The B.C. government announced today (November 23) new funding for emergency homeless shelters in Vancouver, just as frigid temperatures placed increased demand on programs aiding those in need of a place to escape the cold.
Four temporary shelters are slated to open by early December, and will accommodate about 160 people, according to the Ministry of Public Safety.
The province will provide up to $1.5 million, while the City of Vancouver is contributing $500,000 toward the operation of the buildings.
Vision Vancouver councillor Kerry Jang told the Straight by phone the temporary shelters will be open 24 hours a day. They will be pet-friendly and will provide food and a safe place to store belongings.
The province currently funds 658 permanent shelter spaces in Vancouver, and there are approximately 340 spaces available in Vancouver’s HEAT shelters established last winter.
Extra shelter spaces have been added around the city after several days of cold temperatures, including up to 272 spots through the Extreme Weather Response Program.
Irene Jaakson, the coordinator of the program, said at this point there are enough spaces to meet the demand. However, she’s concerned that the cold winter expected to hit Vancouver will place pressure on shelter programs.
“A couple of years ago, when the weather was really, really harsh...there were about 45 or 50 extreme weather alerts called and staff and volunteers were exhausted,” Jaakson told the Straight by phone.
Jaakson said broader questions need to be asked, such as why there is such high demand for shelter.
“I think that rather than spending so much time talking about whether we’ll have enough space for a crisis response, we need to be putting that energy into having a conversation about why is it that people don’t have places that they can afford to live,” she said.
“We can’t keep debating a crisis response. We need to put that energy into the entire continuum of housing, of which safe, accessible shelter is one part.”

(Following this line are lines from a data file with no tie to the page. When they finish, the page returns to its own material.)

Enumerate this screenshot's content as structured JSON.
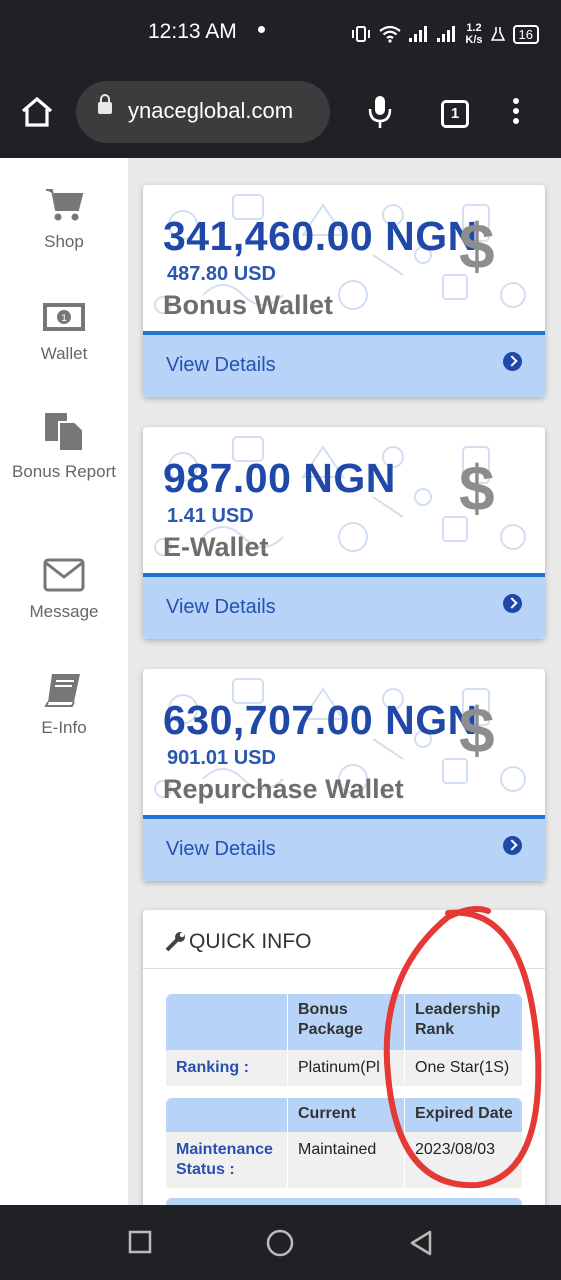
{
  "status_bar": {
    "time": "12:13 AM",
    "net_speed": "1.2",
    "net_unit": "K/s",
    "battery": "16"
  },
  "browser": {
    "url": "ynaceglobal.com",
    "tab_count": "1"
  },
  "sidebar": {
    "items": [
      {
        "label": "Shop",
        "icon": "cart-icon"
      },
      {
        "label": "Wallet",
        "icon": "money-icon"
      },
      {
        "label": "Bonus Report",
        "icon": "copy-icon"
      },
      {
        "label": "Message",
        "icon": "envelope-icon"
      },
      {
        "label": "E-Info",
        "icon": "book-icon"
      }
    ]
  },
  "cards": [
    {
      "amount": "341,460.00 NGN",
      "usd": "487.80 USD",
      "label": "Bonus Wallet",
      "link": "View Details"
    },
    {
      "amount": "987.00 NGN",
      "usd": "1.41 USD",
      "label": "E-Wallet",
      "link": "View Details"
    },
    {
      "amount": "630,707.00 NGN",
      "usd": "901.01 USD",
      "label": "Repurchase Wallet",
      "link": "View Details"
    }
  ],
  "dollar_sign": "$",
  "quick_info": {
    "title": "QUICK INFO",
    "ranking_table": {
      "headers": [
        "",
        "Bonus Package",
        "Leadership Rank"
      ],
      "row_label": "Ranking :",
      "values": [
        "Platinum(Pl",
        "One Star(1S)"
      ]
    },
    "maintenance_table": {
      "headers": [
        "",
        "Current",
        "Expired Date"
      ],
      "row_label": "Maintenance Status :",
      "values": [
        "Maintained",
        "2023/08/03"
      ]
    }
  },
  "colors": {
    "accent": "#1f48a8",
    "footer_bg": "#b7d4f8",
    "annotation": "#e53935"
  }
}
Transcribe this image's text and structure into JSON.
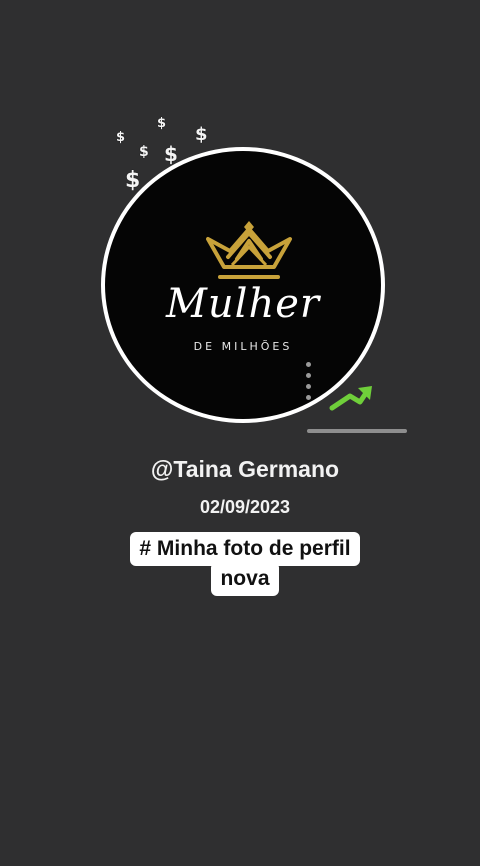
{
  "logo": {
    "script": "Mulher",
    "subtitle": "DE MILHÕES",
    "crown_color": "#c8a23a"
  },
  "decor": {
    "dollar_symbol": "$",
    "accent_color": "#6fcf3a"
  },
  "profile": {
    "username": "@Taina Germano",
    "date": "02/09/2023"
  },
  "caption": {
    "line1": "# Minha foto de perfil",
    "line2": "nova"
  }
}
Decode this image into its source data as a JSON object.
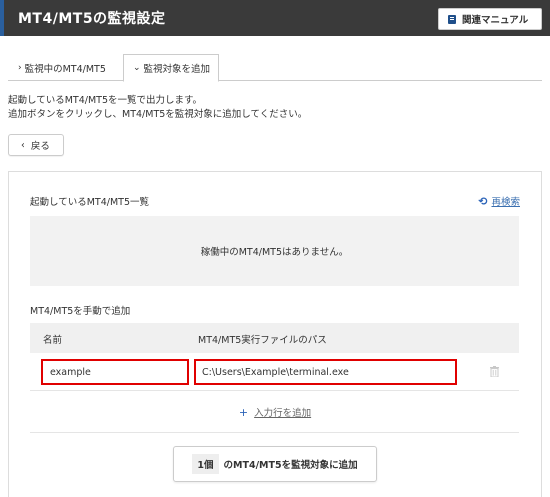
{
  "header": {
    "title": "MT4/MT5の監視設定",
    "manual_label": "関連マニュアル"
  },
  "tabs": [
    {
      "label": "監視中のMT4/MT5",
      "chevron": "›",
      "active": false
    },
    {
      "label": "監視対象を追加",
      "chevron": "⌄",
      "active": true
    }
  ],
  "description": [
    "起動しているMT4/MT5を一覧で出力します。",
    "追加ボタンをクリックし、MT4/MT5を監視対象に追加してください。"
  ],
  "back_button": {
    "label": "戻る",
    "icon": "‹"
  },
  "running_list": {
    "title": "起動しているMT4/MT5一覧",
    "rescan_label": "再検索",
    "rescan_icon": "⟲",
    "empty_message": "稼働中のMT4/MT5はありません。"
  },
  "manual_add": {
    "title": "MT4/MT5を手動で追加",
    "columns": [
      "名前",
      "MT4/MT5実行ファイルのパス"
    ],
    "rows": [
      {
        "name": "example",
        "path": "C:\\Users\\Example\\terminal.exe"
      }
    ],
    "add_row_label": "入力行を追加",
    "add_row_icon": "+"
  },
  "submit": {
    "count": "1個",
    "label": "のMT4/MT5を監視対象に追加"
  },
  "colors": {
    "header_bg": "#3a3a3a",
    "accent": "#2a5f9e",
    "highlight": "#e00000",
    "link": "#2b63b8"
  }
}
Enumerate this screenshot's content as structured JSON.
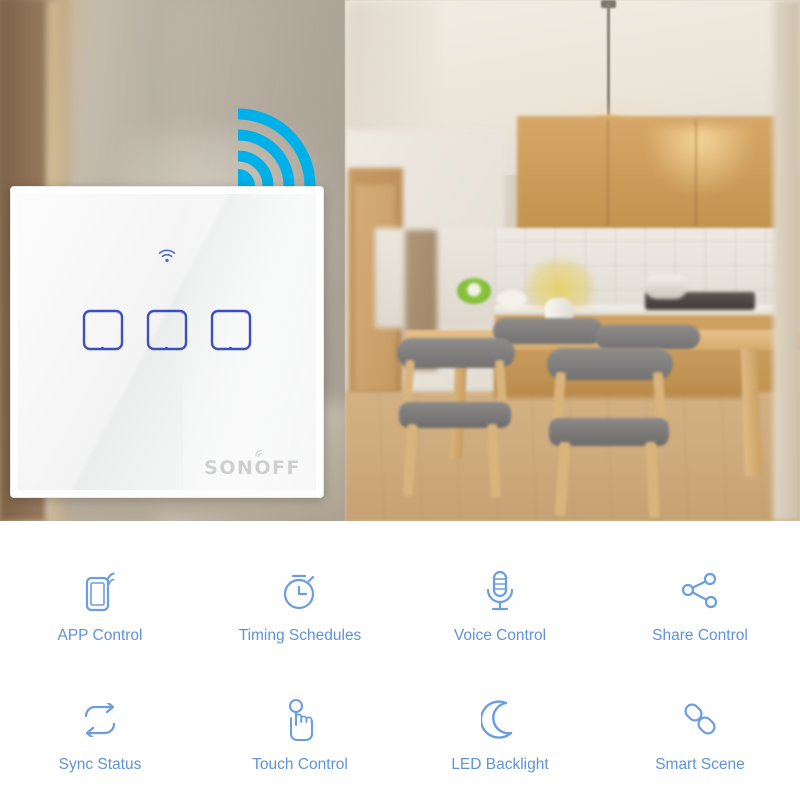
{
  "product": {
    "brand": "SONOFF",
    "panel_type": "3-gang wall touch switch",
    "wifi_indicator": "wifi-icon",
    "gang_count": 3,
    "colors": {
      "accent_cyan": "#00b0e8",
      "touch_key_blue": "#3a4fc4",
      "feature_blue": "#5f93d8",
      "logo_gray": "#cfcfcf"
    }
  },
  "hero": {
    "wifi_signal": "wifi-signal-graphic",
    "scene": "kitchen-dining-room-photo"
  },
  "features": {
    "items": [
      {
        "label": "APP Control",
        "icon": "phone-signal-icon"
      },
      {
        "label": "Timing Schedules",
        "icon": "stopwatch-icon"
      },
      {
        "label": "Voice Control",
        "icon": "microphone-icon"
      },
      {
        "label": "Share Control",
        "icon": "share-nodes-icon"
      },
      {
        "label": "Sync Status",
        "icon": "sync-arrows-icon"
      },
      {
        "label": "Touch Control",
        "icon": "hand-tap-icon"
      },
      {
        "label": "LED Backlight",
        "icon": "moon-icon"
      },
      {
        "label": "Smart Scene",
        "icon": "link-chain-icon"
      }
    ]
  }
}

Downtown Eastside housing advocate Wendy Pedersen said there is a need for permanent housing solutions, and she wants to see welfare payments and the minimum wage increased. She said cold winter conditions are a health and safety concern for the homeless.
“People get sicker, and they take chances with sleeping with people that they shouldn’t sleep with—women are more in danger,” she told the Straight by phone. “And shelters aren’t adequate homes.”
Coun. Jang said the temporary shelters are a “Band-Aid solution”.
“They’re only here to deal with an immediate crisis,” he said. “They are not meant to be a solution, and the only solution is permanent housing.”
Six of 14 planned social-housing sites are currently under construction in Vancouver, Jang said.
Shelter spaces under the Extreme Weather Response Program typically open up when temperatures fall below -2 °C, or in conditions like freezing rain, high winds, and snow accumulation.
Under the program, outreach workers are also sent out to check on homeless people in downtown parks and to distribute information on extreme weather shelters.
Jodyne Keller, the homeless coordinator for the Vancouver police, told the Straight by phone that officers have been patrolling the city for homeless people during the cold temperatures, handing out blankets, and providing information on where to find shelter.